Operations in the earth’s upper atmosphere and in outer space must contend with an increased level of ionizing radiation that can be harmful to both humans and instrumentation. This ionizing radiation comes from the sun and from outside the solar system via violent cosmic activities such as star supernovae. The earth’s atmosphere and inherent magnetic field provide shielding at the earth’s surface. Forms of artificial shielding can help reduce or at least mitigate radiation exposure in aerospace applications. PVAMU has performed numerous experiments using ground-based ionizing radiation sources relevant to components of the aerospace radiation environment. These experiments are designed to evaluate the shielding effectiveness of novel, multifunctional materials with respect to “standard” aerospace materials. This talk will discuss these experiments and their implication for aerospace safety and reliability.
Dr. Richard Wilkins received a B.S. in physics from the University of Pittsburgh and a Ph.D. in condensed matter physics from the University of Michigan – Ann Arbor in 1991. He studied semiconductor surfaces during as a post-doctoral researcher in the Department of Physics at Texas A&M University. In 1993, he join the NASA funded Laboratory for Radiation Studies at Prairie View A&M University (PVAMU) as a research scientist. In 1997, Dr. Wilkins joined the faculty in the Department of Electrical and Computer Engineering at PVAMU as an assistant professor and professor in 2010. In 2000, he became the director of the NASA Center for Applied Radiation Research (CARR). Following CARR in 2008, NASA established the Center for Radiation Engineering and Research for Space Exploration (CRESSE) at PVAMU with Dr. Wilkins as director. During the funding cycle, CARR and CRESSE had an annual budget of $1 million or more, three staff, more than five faculty investigators and associated graduate and undergraduate researchers. His research interests focus on radiation effects and dosimetry, and he has co-authored papers on radiation effects on novel electronic materials and devices, radiation dosimetry and radiation shielding.
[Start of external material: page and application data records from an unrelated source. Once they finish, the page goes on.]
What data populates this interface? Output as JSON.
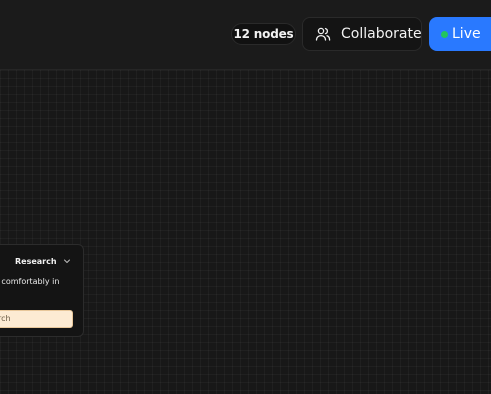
{
  "header": {
    "node_count": "12 nodes",
    "collaborate_label": "Collaborate",
    "live_label": "Live"
  },
  "icons": {
    "collaborate": "users-icon",
    "live": "status-dot",
    "node_menu": "chevron-down-icon"
  },
  "colors": {
    "background": "#181818",
    "accent": "#2979ff",
    "live_dot": "#22c55e",
    "input_bg": "#fdebd3"
  },
  "node": {
    "title": "Research",
    "text": "ive comfortably in",
    "input_value": "rch"
  }
}
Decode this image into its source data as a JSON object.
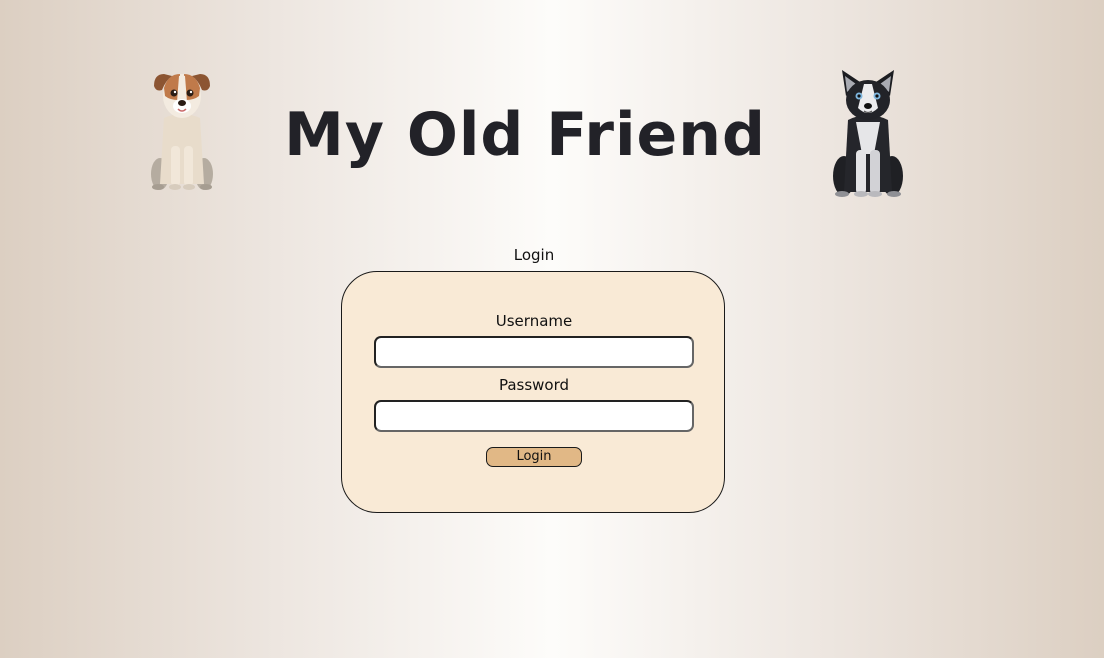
{
  "header": {
    "title": "My Old Friend",
    "left_image": "jack-russell-dog-icon",
    "right_image": "husky-dog-icon"
  },
  "login": {
    "heading": "Login",
    "username_label": "Username",
    "username_value": "",
    "password_label": "Password",
    "password_value": "",
    "button_label": "Login"
  },
  "colors": {
    "card_background": "#f9ead6",
    "button_background": "#e1b886",
    "title_color": "#222228"
  }
}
In collaboration with Rice University, he led an effort to perform the first radiation experiments on carbon nanotube materials for which he was awarded a Group Achievement Award (GAA) from NASA in 2001. More recently (2014), he was part of a GAA for the “ISS UR-1” project where minority universities sent a biochemical payload to the International Space Station, and in 2019 a GAA for the RaD-X Science Team for aviation radiation studies.